### Exercise objective
Please retype all the data below exactly, line for line.

### Data to use
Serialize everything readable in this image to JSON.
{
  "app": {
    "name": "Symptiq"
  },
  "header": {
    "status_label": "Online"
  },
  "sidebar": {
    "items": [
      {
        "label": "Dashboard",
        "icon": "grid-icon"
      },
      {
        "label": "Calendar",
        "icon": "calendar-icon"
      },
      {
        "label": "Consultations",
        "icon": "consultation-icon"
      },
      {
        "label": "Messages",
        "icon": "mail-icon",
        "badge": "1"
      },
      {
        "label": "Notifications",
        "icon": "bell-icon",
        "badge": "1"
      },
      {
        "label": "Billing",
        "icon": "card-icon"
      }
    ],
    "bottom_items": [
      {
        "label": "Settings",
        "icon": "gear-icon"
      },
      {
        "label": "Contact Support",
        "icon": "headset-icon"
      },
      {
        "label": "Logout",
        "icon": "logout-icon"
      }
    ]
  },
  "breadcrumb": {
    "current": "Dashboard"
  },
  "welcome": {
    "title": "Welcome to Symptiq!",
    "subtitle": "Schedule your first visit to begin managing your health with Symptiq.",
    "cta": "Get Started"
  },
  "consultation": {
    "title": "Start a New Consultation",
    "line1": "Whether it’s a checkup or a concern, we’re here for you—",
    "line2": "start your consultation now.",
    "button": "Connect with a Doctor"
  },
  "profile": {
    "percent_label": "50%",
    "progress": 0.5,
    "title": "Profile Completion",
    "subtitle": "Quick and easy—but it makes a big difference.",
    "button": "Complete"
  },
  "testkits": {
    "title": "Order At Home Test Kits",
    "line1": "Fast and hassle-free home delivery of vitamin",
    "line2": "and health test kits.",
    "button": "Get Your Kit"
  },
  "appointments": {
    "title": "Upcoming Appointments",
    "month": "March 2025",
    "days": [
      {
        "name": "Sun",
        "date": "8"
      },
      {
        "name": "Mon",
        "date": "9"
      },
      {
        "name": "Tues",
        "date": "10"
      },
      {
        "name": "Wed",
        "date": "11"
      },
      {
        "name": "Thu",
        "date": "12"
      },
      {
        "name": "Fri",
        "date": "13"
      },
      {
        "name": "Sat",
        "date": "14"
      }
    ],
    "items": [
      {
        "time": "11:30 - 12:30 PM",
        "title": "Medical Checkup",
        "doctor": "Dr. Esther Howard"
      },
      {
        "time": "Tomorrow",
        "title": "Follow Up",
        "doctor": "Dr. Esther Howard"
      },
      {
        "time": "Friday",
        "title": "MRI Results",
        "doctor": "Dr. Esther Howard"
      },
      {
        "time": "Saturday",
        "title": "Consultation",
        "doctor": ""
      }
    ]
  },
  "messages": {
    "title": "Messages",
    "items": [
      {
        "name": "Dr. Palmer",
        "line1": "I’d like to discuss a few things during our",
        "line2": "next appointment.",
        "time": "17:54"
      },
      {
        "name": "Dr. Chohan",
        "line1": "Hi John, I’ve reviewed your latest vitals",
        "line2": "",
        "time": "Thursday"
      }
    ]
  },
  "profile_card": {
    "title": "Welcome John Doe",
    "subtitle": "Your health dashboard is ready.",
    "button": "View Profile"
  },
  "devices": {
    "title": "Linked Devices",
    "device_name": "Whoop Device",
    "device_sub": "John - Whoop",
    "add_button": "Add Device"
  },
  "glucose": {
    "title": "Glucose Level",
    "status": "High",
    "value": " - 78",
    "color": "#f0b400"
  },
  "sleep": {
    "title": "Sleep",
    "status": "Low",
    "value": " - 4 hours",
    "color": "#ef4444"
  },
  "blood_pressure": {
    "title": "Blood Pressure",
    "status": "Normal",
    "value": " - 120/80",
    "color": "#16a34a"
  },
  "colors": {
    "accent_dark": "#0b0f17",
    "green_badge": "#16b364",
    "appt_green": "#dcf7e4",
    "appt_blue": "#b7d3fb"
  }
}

### Result for this task
Serialize everything readable in this image to JSON.
{
  "app": {
    "name": "Symptiq"
  },
  "header": {
    "status_label": "Online"
  },
  "sidebar": {
    "items": [
      {
        "label": "Dashboard",
        "icon": "grid-icon"
      },
      {
        "label": "Calendar",
        "icon": "calendar-icon"
      },
      {
        "label": "Consultations",
        "icon": "consultation-icon"
      },
      {
        "label": "Messages",
        "icon": "mail-icon",
        "badge": "1"
      },
      {
        "label": "Notifications",
        "icon": "bell-icon",
        "badge": "1"
      },
      {
        "label": "Billing",
        "icon": "card-icon"
      }
    ],
    "bottom_items": [
      {
        "label": "Settings",
        "icon": "gear-icon"
      },
      {
        "label": "Contact Support",
        "icon": "headset-icon"
      },
      {
        "label": "Logout",
        "icon": "logout-icon"
      }
    ]
  },
  "breadcrumb": {
    "current": "Dashboard"
  },
  "welcome": {
    "title": "Welcome to Symptiq!",
    "subtitle": "Schedule your first visit to begin managing your health with Symptiq.",
    "cta": "Get Started"
  },
  "consultation": {
    "title": "Start a New Consultation",
    "line1": "Whether it’s a checkup or a concern, we’re here for you—",
    "line2": "start your consultation now.",
    "button": "Connect with a Doctor"
  },
  "profile": {
    "percent_label": "50%",
    "progress": 0.5,
    "title": "Profile Completion",
    "subtitle": "Quick and easy—but it makes a big difference.",
    "button": "Complete"
  },
  "testkits": {
    "title": "Order At Home Test Kits",
    "line1": "Fast and hassle-free home delivery of vitamin",
    "line2": "and health test kits.",
    "button": "Get Your Kit"
  },
  "appointments": {
    "title": "Upcoming Appointments",
    "month": "March 2025",
    "days": [
      {
        "name": "Sun",
        "date": "8"
      },
      {
        "name": "Mon",
        "date": "9"
      },
      {
        "name": "Tues",
        "date": "10"
      },
      {
        "name": "Wed",
        "date": "11"
      },
      {
        "name": "Thu",
        "date": "12"
      },
      {
        "name": "Fri",
        "date": "13"
      },
      {
        "name": "Sat",
        "date": "14"
      }
    ],
    "items": [
      {
        "time": "11:30 - 12:30 PM",
        "title": "Medical Checkup",
        "doctor": "Dr. Esther Howard"
      },
      {
        "time": "Tomorrow",
        "title": "Follow Up",
        "doctor": "Dr. Esther Howard"
      },
      {
        "time": "Friday",
        "title": "MRI Results",
        "doctor": "Dr. Esther Howard"
      },
      {
        "time": "Saturday",
        "title": "Consultation",
        "doctor": ""
      }
    ]
  },
  "messages": {
    "title": "Messages",
    "items": [
      {
        "name": "Dr. Palmer",
        "line1": "I’d like to discuss a few things during our",
        "line2": "next appointment.",
        "time": "17:54"
      },
      {
        "name": "Dr. Chohan",
        "line1": "Hi John, I’ve reviewed your latest vitals",
        "line2": "",
        "time": "Thursday"
      }
    ]
  },
  "profile_card": {
    "title": "Welcome John Doe",
    "subtitle": "Your health dashboard is ready.",
    "button": "View Profile"
  },
  "devices": {
    "title": "Linked Devices",
    "device_name": "Whoop Device",
    "device_sub": "John - Whoop",
    "add_button": "Add Device"
  },
  "glucose": {
    "title": "Glucose Level",
    "status": "High",
    "value": " - 78",
    "color": "#f0b400"
  },
  "sleep": {
    "title": "Sleep",
    "status": "Low",
    "value": " - 4 hours",
    "color": "#ef4444"
  },
  "blood_pressure": {
    "title": "Blood Pressure",
    "status": "Normal",
    "value": " - 120/80",
    "color": "#16a34a"
  },
  "colors": {
    "accent_dark": "#0b0f17",
    "green_badge": "#16b364",
    "appt_green": "#dcf7e4",
    "appt_blue": "#b7d3fb"
  }
}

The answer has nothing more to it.